Check the facts, liberal
I am writing in response to Tony Katava ("Fix the fix," Letters, July 24). His letter illustrates how liberals turn fiction into fact.
His comparison about drilling in the Garden of the Gods has no rational logic to drilling in frozen tundra where there is little or no animal life and certainly no humans wishing to visit there. Likewise, drilling 50 or 60 miles offshore certainly would have no comparison.
As to "lies" by Bush, this is a tired old liberal cry for which there is no proven fact. Actually, several prominent Democratic leaders believed Iraq was indeed hiding WMDs. And "in fact" there were some indications Saddam was actually plotting for their manufacture.
As for having the technology in solar, wind and hydrogen power sources, Katava needs to read up on recent articles regarding such technology. Solar is not practical for a constant source. It is extremely expensive, and the sun must be shining for it to be effective.

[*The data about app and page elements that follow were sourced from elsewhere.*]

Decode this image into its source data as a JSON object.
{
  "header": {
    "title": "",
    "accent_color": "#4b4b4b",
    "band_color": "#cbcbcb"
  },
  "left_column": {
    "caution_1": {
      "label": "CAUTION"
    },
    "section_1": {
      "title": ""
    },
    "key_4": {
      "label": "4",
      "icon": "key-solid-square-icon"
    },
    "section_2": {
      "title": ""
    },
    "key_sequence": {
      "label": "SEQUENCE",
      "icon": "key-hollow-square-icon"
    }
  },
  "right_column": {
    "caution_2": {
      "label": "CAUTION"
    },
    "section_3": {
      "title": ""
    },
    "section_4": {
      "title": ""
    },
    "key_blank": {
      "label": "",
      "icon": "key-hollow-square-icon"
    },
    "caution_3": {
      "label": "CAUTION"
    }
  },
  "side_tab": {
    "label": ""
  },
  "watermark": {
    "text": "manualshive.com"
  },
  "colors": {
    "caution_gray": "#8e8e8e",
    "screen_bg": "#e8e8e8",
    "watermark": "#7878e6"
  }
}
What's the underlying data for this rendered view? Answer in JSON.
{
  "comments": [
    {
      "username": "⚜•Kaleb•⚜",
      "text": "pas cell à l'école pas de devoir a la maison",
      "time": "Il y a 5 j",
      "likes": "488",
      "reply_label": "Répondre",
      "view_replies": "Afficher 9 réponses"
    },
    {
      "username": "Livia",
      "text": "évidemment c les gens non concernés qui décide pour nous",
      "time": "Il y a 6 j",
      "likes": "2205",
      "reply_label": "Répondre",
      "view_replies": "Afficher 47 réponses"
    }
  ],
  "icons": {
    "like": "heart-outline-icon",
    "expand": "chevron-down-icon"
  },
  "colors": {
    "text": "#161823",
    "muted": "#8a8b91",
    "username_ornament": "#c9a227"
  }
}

Wind power is proving unreliable as, at any given time, only 40 percent of the Earth's surface has sufficient wind. Also, electric companies cannot currently handle the sporadic electricity that they generate. As for hydrogen power, it is not even close to being developed sufficiently to produce any significant energy.
I agree these or other sources need to be advanced further. But until they invent a better source, I am not willing to hide my head in the sand and ignore the resources we have, such as oil and natural gas. That scenario can only lead to disaster for this great nation.
It's absolutely critical to have a sufficient blood supply at all times in Colorado. This summer, demands will be further compounded by the Democratic National Convention. As Denver welcomes over 45,000 guests, additional responsibility will be placed on our health care system. As a cancer survivor, I know firsthand how absolutely critical it is to have sufficient blood.
Unfortunately, blood donations in Colorado can drop by as much as 20 percent in summer. In an average year, 4,000 donors per week are required to meet the needs of our community. This year, an even greater supply is necessary to meet our general needs.
If you are eligible, please consider donating today, or visit one of Bonfils blood-collection centers to help us meet our increased collection goals. It's a simple way to contribute, and your donation can go a very long way.
We will introduce new legislation next January to make it possible for more eligible Coloradans to donate. Current state law requires a donor to be 18 years old, 17 with parental consent. But if the age requirement is lowered to 16, with appropriate safety precautions, Bonfils Blood Center estimates up to 2,600 additional units would be collected annually.
Colorado high school students are already active in mobilizing blood drives and donating. During the 2006-7 donation cycle, 6,100 units of blood were donated by eligible high school juniors and seniors. Around 3,700 were first-time donors.
States that already have lowered the age requirement to 16 have seen a 30 percent jump in participation for blood drives.
When young people donate, they are more likely to continue in years to come. So start now by going to bonfils.org for locations and donating to help meet our exceptional demands this year. Talk to your kids about the importance of blood donation. Become a donor for life.
State Rep. Michael Merrifield
In last week's "Running for their lives" (7 Days to Live), the International Anglican Church of Colorado Springs was mischaracterized as having broken from the Episcopal Church of the United States to align with the Rwandan Anglican Church.
The IAC of Colorado Springs never was a part of the Episcopal Church of the U.S.; it was originally founded by the Rwandan Anglican Church.
Also, a note of clarification: While "Run for Rwanda" organizers were raising money to help fund construction of a clinic and a school, they do not plan to help physically construct those buildings in Rwanda.
The Independent regrets the confusion.